### Task statement:
Would you find each line in the entries below with the string "data" and copy it?

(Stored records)
>>>
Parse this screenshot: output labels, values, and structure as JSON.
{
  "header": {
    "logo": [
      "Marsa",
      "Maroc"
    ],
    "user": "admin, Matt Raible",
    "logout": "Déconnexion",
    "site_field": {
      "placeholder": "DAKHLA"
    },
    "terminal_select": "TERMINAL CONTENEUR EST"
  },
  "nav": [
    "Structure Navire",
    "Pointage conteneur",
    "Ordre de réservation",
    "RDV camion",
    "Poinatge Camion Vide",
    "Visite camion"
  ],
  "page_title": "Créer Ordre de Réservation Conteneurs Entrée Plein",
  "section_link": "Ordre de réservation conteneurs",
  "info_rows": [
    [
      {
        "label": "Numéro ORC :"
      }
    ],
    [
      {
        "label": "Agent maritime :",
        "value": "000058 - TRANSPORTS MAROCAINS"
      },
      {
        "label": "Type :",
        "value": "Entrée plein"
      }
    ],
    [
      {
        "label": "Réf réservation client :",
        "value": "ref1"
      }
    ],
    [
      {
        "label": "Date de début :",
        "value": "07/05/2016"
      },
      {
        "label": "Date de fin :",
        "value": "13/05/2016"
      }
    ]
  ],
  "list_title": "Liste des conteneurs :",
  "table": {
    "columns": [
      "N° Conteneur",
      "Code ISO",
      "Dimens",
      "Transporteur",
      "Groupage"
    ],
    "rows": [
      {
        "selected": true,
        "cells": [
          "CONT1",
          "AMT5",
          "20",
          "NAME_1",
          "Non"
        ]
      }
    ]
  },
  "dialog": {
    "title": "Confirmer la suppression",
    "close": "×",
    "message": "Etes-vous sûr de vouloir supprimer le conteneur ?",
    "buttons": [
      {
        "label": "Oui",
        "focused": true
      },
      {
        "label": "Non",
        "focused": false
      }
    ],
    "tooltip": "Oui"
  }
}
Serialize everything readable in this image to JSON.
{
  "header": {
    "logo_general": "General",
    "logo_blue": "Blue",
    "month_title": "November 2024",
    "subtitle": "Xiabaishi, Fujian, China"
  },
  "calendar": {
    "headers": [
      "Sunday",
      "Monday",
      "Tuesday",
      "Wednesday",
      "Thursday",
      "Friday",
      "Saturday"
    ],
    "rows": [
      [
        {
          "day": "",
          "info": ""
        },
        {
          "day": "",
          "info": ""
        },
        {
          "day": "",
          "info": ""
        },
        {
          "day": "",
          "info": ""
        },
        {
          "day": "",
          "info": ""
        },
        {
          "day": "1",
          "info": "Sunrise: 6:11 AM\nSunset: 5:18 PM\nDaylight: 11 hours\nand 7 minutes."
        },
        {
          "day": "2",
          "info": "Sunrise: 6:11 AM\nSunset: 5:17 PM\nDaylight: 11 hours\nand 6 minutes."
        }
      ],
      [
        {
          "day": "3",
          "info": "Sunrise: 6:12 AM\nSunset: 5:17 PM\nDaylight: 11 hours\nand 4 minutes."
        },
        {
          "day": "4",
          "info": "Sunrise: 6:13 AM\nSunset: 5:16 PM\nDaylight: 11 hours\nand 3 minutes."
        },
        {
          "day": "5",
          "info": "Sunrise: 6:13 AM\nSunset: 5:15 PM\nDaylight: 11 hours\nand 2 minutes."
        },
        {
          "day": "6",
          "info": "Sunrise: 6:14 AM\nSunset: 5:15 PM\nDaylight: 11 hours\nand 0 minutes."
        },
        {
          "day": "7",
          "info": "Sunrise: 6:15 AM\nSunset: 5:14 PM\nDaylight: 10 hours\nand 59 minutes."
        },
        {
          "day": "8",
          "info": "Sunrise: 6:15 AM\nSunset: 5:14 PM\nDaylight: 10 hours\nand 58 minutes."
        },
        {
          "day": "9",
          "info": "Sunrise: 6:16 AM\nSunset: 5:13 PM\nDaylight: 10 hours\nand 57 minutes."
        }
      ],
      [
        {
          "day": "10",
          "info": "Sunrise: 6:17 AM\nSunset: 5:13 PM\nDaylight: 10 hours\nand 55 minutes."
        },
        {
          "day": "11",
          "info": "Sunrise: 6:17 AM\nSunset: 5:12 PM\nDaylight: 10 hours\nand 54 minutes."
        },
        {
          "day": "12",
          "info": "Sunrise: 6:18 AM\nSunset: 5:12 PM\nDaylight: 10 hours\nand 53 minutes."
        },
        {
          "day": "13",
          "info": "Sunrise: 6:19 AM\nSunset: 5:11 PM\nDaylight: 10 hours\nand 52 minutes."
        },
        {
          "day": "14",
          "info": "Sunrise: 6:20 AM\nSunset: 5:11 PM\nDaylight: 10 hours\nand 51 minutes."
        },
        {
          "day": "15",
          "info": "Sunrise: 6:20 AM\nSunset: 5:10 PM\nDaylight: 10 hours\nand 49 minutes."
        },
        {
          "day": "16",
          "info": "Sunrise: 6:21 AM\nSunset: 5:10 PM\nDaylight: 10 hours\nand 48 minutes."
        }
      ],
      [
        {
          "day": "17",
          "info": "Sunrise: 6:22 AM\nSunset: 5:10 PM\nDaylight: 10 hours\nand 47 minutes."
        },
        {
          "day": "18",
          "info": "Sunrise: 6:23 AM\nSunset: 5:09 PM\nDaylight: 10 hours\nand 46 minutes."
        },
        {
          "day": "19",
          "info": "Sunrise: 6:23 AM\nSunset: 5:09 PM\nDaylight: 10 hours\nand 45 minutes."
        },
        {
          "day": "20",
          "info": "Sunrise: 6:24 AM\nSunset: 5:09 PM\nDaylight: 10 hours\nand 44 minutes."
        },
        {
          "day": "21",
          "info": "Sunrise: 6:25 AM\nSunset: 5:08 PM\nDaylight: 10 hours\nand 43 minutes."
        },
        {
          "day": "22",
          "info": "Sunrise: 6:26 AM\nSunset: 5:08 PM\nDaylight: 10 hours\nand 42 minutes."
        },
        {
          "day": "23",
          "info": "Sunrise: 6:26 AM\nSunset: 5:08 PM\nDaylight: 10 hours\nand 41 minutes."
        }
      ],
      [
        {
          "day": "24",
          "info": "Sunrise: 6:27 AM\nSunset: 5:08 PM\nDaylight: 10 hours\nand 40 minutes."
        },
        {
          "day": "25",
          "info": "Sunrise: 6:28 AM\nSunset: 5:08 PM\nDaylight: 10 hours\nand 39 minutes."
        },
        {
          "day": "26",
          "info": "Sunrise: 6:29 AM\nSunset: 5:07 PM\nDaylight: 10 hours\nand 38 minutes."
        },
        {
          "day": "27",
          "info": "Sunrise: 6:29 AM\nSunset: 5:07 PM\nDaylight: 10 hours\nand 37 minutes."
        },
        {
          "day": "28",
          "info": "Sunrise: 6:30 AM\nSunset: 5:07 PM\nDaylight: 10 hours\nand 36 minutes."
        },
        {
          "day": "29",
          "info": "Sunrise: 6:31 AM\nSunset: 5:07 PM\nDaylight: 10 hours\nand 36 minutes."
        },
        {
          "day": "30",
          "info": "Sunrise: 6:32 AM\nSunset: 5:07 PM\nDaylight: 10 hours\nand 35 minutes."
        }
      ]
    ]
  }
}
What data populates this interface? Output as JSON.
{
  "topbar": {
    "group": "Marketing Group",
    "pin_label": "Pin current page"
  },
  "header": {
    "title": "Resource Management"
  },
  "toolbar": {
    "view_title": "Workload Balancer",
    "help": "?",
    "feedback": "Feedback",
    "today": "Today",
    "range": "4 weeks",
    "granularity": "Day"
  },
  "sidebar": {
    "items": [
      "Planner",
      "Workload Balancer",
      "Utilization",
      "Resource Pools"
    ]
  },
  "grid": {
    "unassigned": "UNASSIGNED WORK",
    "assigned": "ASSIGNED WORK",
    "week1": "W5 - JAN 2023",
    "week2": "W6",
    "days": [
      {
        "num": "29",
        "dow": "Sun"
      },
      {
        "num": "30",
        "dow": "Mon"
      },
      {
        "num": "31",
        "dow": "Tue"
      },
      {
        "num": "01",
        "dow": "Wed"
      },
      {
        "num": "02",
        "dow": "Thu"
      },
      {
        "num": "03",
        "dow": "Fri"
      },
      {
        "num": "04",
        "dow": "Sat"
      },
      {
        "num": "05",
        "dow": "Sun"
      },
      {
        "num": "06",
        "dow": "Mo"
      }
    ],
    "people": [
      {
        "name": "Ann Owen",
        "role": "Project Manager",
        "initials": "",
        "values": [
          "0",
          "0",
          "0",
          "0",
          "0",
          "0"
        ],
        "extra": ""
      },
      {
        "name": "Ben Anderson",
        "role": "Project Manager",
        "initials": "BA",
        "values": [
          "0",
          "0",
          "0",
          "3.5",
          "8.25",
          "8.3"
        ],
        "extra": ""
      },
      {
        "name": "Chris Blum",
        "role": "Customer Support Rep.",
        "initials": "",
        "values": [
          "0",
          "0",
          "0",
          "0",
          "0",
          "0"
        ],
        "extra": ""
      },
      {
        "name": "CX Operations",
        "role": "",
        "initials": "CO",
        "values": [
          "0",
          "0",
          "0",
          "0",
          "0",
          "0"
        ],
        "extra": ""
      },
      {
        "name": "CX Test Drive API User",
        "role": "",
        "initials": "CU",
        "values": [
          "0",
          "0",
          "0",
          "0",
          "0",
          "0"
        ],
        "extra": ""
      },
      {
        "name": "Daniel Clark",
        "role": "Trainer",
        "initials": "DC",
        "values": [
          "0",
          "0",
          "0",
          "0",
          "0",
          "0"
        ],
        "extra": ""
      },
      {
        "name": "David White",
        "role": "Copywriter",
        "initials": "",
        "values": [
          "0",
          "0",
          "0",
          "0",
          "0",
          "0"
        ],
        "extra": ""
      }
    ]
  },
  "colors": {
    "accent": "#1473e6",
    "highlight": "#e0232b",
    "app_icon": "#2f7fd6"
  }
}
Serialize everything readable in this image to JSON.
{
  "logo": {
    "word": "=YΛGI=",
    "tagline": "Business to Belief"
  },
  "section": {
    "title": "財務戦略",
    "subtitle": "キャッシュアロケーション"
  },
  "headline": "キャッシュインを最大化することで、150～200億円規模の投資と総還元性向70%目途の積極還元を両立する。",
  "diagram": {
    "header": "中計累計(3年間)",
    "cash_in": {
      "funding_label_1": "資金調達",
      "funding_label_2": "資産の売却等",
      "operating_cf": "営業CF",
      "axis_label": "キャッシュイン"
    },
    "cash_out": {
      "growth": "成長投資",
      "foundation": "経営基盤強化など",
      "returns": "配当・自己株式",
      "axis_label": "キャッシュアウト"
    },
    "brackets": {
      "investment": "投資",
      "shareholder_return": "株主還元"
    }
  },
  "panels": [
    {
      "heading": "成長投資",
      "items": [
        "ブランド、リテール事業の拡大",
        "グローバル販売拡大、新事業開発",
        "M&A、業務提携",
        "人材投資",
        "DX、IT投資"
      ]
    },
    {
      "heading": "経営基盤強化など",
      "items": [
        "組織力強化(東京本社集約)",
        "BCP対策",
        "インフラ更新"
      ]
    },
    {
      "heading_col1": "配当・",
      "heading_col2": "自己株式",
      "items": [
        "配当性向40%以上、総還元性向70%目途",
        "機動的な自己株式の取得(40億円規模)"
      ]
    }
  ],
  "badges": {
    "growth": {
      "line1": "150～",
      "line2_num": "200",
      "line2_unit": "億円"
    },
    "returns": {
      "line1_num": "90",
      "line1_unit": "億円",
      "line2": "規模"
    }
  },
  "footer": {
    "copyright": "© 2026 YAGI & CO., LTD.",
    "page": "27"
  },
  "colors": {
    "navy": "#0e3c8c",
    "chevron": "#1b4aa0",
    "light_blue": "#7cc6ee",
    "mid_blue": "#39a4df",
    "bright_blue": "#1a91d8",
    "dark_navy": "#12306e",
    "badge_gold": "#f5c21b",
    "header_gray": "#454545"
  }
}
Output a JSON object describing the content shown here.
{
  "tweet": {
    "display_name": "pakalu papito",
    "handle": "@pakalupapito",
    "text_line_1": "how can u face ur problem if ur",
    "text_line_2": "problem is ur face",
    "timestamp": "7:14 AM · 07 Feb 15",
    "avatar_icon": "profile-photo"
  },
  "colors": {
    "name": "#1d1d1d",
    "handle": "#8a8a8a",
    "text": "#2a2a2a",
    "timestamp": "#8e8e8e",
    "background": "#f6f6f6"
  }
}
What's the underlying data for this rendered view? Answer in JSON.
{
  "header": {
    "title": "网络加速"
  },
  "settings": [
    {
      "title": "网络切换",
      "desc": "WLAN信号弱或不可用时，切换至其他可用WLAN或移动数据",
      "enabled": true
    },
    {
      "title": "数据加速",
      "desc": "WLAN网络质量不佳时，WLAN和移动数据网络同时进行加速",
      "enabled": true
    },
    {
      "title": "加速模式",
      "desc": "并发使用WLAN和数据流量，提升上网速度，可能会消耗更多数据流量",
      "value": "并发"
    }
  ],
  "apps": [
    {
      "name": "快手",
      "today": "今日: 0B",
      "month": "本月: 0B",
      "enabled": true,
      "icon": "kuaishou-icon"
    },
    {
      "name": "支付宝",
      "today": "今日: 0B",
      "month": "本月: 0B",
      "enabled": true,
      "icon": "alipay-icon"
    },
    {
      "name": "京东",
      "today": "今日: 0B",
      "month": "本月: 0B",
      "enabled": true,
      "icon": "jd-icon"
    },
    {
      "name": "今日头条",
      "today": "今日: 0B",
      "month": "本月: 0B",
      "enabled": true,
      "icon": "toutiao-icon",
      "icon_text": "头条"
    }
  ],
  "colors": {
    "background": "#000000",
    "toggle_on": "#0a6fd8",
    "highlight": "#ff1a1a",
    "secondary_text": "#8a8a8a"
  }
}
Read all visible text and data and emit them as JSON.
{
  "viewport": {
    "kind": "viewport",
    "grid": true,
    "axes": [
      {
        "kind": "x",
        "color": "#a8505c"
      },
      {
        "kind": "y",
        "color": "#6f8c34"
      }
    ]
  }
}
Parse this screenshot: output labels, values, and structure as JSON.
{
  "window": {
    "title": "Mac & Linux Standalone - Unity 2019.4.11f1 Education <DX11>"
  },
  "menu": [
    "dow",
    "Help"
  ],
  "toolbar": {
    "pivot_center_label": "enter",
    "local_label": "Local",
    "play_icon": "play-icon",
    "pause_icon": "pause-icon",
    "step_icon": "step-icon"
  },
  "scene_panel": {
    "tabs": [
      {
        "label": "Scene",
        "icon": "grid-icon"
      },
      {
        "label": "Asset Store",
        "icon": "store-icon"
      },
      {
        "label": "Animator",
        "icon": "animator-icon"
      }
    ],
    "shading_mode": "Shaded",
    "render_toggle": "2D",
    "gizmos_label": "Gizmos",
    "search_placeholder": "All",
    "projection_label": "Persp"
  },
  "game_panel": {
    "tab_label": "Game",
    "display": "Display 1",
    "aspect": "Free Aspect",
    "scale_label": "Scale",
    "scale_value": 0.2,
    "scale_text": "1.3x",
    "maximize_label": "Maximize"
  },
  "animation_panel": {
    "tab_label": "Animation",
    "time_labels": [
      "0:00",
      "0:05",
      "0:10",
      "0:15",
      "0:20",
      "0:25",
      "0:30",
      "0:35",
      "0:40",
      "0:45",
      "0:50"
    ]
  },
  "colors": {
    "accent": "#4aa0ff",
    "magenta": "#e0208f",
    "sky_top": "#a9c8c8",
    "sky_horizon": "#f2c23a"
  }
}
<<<
### Answer area:
What data populates this interface? Output as JSON.
What's the underlying data for this rendered view? Answer in JSON.
Read all visible text and data and emit them as JSON.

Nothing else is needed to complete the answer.